So…Now You Own a Septic Tank
YOU ARE NOT ALONE
Nearly 20 million homes encompassing almost 30 percent of the U.S. population dispose of their sewer and wastewater through an on-site disposal system. Fifty-four percent of the population in North Carolina and 38 percent of the people living in Indiana use these systems.
One of the major differences between owning an urban or suburban home and owning a rural home is that in a rural home you must become more self-sufficient and self-reliant. Waste disposal — trash, sewage, and wastewater — is one of the primary concerns of a rural homeowner.
The most common way to dispose of sewage and wastewater in rural homes is through the use of a septic tank.
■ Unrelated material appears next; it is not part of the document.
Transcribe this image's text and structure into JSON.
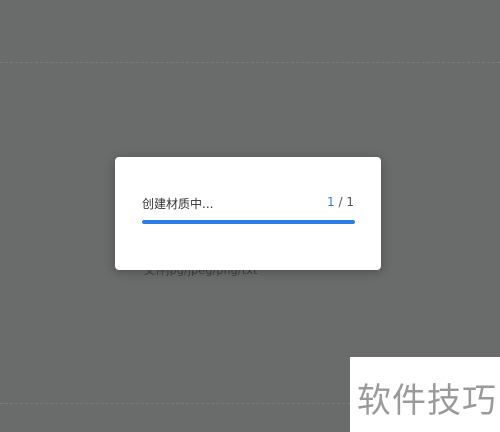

Some 85 percent of the on-site disposal systems in the U.S. are septic tanks.
A septic tank system contains two major components, a holding or septic tank and the absorption field. The holding tank is usually made of concrete, fiberglass or plastic. Therefore it is resistant to corrosion and decay.
While typically designed to hold 1,000 gallons of liquid, the size of the tank varies depending upon the number of bedrooms in the home. The purpose of the holding or septic tank is to separate the solids from the liquids.
HOW IT WORKS
The solids in the form of sludge, which collects on the bottom of the tank, and scum, which floats on the tops of the water, remain in the tank and are pumped out periodically.
The wastewater is passed on to the absorption field through a connecting pipe. The absorption field is also known as the soil drain field, the nitrification field or the soil absorption field. The absorption field is a series of underground perforated pipes, usually, but not always, connected in a closed loop system.
The perforated pipes ensure that the wastewater can reach the entire absorption field. The absorption field treats the wastewater through an aerobic digestion process and filters out the remaining impurities (germs and chemicals) before the wastewater returns to the groundwater system.
Sewage effluent coming out of the holding tank is a cloudy liquid that still contains many disease-causing germs and pollutants. When this water flows into the perforated pipe in the absorption field, the sewage effluent exits through the holes in the pipe and trickles through the gravel where it is stored until it is absorbed by the soil. In some systems, subsurface chambers store the effluent. As the effluent enters and flows through the unsaturated soil, many of the bacteria that can cause diseases are filtered out. Some of the other smaller germs, such as viruses, are trapped and held by the soil molecules (absorbed) until they die. The soil can also retain certain nutrients such as phosphorus and forms of nitrogen.
WHAT TO PUT IN – – WHAT TO KEEP OUT
Put all of the wastewaters from the home into the septic tank. This includes all sinks, bath, shower, washing machine and dishwasher wastewaters, in addition to the toilet flushings. Any of these waters can contain disease-causing germs or environmental pollutants. Direct roof drains, basement sump pump drains and other rainwater or surface water drainage systems away from the absorption field. Flooding of the absorption field with excessive water will keep the soil from naturally cleansing the wastewater, leading to groundwater pollution.
Do not use caustic drain openers for a clogged drain. Instead use boiling water or a drain snake to free up clogs. Clean your toilet, sinks, shower and tubs with a mild detergent or baking soda rather than the stronger and potentially system-damaging commercial bathroom cleaners.
NEVER use your septic tank system as a trash can. Be especially sure to avoid putting excessive amounts of grease, disposable diapers, anything plastic, latex paint, pesticides, solvents, oven cleaners, degreasers or any hazardous chemicals into your system.
In summary, care should be taken to not dispose of items into the system that will destroy the natural digestion process, or over-tax the drain field with excessive water. Regularly pump out (every 2-3 years) the sludge in the holding tank. If you adhere to these few simple rules, then your septic tank system will prove to be a safe and economical on-site method for disposing of your rural home wastewater.
Mohave County Dept. of Health & Social Services
Environmental Health Division, Lake Havasu City Office
2001 College Dr. 928/453-0712